I'm in Cambridge for the Society for Theatre Research's conference on Theatre in the Regency Era. And it's wonderful!
Yesterday, we had a tour of an extant Regency theatre, the Barnwell Theatre, subsequently renamed the Festival Theatre, and now a Buddhist center in Cambridge. Though the space doesn't immediately look like a Regency theatre, a number of original elements remain, and you really can experience what it was like to be in the audience, whether in the pit, in the boxes, or up in the gallery.
Today we had the bulk of the presentations. I first went to the session on dancers and dancing with Moira Goff of the Garrick Club and Michael Burden of New College, Oxford. I am particularly interested in social dancing on stage, and Groff mentioned that minuets were performed in both High Life Below Stairs and in The Belle's Stratagem. The focus of the session was on theatrical dancing, of course, and Burden spoke about Hughes Balls Hughes' scandalous elopement with the ballerina Mercandotti.
The next session I went to was on Shakespeare in the Regency era. Fiona Ritchie gave a great presentation on Dorothy Jordan's response to the Old Price riots. Though she was touring in Birmingham at the time, she heard about the events at Covent Garden and wrote about them. Franklin Hildy then gave a fascinating talk about period-appropriate productions of Shakespeare. He presented the novel idea that it was Regency fashion, in particular the replacement on knee breeches with trousers, but also the simplified fashions more generally, that made Shakespeare for the first time sound odd when performed by actors in modern dress.

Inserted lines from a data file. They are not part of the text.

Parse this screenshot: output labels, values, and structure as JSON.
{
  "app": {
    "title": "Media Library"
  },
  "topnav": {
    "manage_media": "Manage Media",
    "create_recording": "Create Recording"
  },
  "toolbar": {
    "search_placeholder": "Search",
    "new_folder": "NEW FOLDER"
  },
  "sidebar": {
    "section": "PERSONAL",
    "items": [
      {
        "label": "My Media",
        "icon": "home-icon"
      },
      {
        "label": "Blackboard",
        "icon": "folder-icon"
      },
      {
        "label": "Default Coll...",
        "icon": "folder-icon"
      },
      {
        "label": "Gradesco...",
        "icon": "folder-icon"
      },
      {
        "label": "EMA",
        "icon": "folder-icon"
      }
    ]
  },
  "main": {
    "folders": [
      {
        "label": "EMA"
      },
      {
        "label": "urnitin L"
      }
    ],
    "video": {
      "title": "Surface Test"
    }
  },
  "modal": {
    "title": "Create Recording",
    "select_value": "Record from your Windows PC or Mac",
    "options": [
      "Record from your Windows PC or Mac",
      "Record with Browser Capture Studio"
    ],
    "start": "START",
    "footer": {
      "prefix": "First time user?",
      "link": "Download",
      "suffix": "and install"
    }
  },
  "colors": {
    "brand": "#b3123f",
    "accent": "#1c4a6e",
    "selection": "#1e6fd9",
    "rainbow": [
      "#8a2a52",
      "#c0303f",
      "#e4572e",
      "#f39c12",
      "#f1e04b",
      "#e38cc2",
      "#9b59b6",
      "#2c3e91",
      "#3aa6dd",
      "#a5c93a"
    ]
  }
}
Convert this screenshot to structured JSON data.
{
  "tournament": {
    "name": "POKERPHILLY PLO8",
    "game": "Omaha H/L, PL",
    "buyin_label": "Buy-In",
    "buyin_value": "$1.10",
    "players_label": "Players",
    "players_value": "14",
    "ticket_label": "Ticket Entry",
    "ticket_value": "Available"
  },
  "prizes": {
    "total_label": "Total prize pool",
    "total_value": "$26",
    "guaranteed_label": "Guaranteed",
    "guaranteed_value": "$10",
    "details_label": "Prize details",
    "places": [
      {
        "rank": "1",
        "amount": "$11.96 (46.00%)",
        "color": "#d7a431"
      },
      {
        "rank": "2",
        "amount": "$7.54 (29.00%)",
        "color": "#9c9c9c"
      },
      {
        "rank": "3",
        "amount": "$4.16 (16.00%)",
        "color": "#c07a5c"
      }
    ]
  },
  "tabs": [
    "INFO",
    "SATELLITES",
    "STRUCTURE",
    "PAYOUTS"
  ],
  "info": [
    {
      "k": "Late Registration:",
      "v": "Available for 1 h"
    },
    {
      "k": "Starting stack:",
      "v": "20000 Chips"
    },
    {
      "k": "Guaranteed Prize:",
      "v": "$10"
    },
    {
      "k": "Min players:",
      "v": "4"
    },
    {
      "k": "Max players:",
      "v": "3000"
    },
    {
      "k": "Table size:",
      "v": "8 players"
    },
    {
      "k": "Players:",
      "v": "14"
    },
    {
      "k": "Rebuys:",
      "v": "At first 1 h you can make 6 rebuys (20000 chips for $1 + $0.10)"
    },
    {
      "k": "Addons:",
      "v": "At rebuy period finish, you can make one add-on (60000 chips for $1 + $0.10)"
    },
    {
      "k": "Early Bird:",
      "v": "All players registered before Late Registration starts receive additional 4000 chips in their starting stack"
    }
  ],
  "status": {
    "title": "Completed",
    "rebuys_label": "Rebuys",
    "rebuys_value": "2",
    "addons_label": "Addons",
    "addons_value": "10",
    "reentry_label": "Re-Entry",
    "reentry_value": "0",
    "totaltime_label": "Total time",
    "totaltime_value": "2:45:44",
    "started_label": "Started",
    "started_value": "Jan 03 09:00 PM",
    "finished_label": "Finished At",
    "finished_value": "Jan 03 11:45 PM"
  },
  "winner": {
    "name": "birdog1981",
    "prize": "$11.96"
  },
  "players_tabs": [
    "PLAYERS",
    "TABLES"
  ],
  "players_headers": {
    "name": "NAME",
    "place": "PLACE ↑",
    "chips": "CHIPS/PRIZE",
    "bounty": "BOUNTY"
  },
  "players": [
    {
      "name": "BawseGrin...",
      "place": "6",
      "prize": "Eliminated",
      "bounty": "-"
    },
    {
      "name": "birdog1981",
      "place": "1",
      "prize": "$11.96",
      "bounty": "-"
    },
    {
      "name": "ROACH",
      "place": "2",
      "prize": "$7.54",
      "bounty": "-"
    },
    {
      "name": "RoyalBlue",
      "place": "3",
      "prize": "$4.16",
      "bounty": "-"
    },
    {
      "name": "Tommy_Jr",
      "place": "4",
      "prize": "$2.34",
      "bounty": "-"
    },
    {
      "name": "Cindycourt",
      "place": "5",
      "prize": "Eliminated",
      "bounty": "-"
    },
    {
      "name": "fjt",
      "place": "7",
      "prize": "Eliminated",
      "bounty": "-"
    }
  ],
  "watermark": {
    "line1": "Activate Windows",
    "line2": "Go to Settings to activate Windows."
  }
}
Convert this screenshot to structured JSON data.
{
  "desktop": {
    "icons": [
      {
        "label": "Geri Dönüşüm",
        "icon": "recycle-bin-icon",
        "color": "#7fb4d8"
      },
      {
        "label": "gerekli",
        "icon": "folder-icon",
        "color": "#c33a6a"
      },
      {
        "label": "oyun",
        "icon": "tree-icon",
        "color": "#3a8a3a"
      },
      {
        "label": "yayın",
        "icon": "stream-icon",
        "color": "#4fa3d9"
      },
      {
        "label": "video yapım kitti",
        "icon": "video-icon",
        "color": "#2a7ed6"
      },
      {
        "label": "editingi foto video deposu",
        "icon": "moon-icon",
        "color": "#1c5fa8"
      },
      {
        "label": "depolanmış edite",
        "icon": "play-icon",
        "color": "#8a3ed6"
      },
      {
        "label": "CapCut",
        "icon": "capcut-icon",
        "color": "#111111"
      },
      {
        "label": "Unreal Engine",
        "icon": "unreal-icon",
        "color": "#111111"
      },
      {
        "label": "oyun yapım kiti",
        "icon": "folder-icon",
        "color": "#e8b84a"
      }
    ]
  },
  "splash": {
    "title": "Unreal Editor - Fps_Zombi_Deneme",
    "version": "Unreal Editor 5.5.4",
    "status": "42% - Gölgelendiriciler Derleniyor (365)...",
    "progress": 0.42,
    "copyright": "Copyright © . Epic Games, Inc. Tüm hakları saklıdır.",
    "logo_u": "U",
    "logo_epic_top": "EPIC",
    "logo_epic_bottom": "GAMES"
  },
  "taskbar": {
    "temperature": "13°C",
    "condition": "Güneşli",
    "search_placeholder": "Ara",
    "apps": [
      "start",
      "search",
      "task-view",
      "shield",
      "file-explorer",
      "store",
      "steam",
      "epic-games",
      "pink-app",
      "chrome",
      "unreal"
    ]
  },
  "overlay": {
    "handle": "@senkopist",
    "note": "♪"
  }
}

It was only then that antiquarian productions started to become popular, a fact Hildy linked to the simplified cuts of modern clothes not matching the complexity of poetic language.
Celina Fox gave the keynote address about public entertainments in London functioning as a type of theatre. She mentioned that the last Frost Fair was when the Thames froze over in 1814, which was the occasion for a massive fair out on the ice. Later that year was the Great Jubilee, celebrating the centennial of the Hanover Dynasty, as well as the anniversary of the Battle of the Nile. Fox walked us through a number of other public festivals as well, going up to the coronation of King George IV in 1820.
In the afternoon, there was a great session on Hippodrama, with presentations by Ellen K. Gjervan, David and Cassie Mayer, and Lucy Barnes. They discussed some of the plays of the period that called for horses on stage, including The Blood Red Knight, Timour the Tartar, and Mazeppa. Theatres also used horses to stage recent battles, as when J.H. Amherst wrote plays about Napoleon. In many cases, both the human and equine actors were veterans of actual battles.
My own panel came later in the afternoon, with Terry Robinson speaking about Sarah Siddons and Michael Gaunt speaking about George Frederick Cooke and the mysterious disappearance of his skull. He was able to tell me that the Stranger's Vault, where Cooke was originally buried, no longer exists. (I had looked for it at St. Paul's Chapel, but had not had any luck. No wonder why!) I then gave my one presentation on Eliza O'Neill, which I thought was well received.
We then had a performance of reconstructed period acting, and then the conference gala dinner. Tomorrow, I hope to attend sessions on melodrama and on the theatre architect James Winston. It should be fun!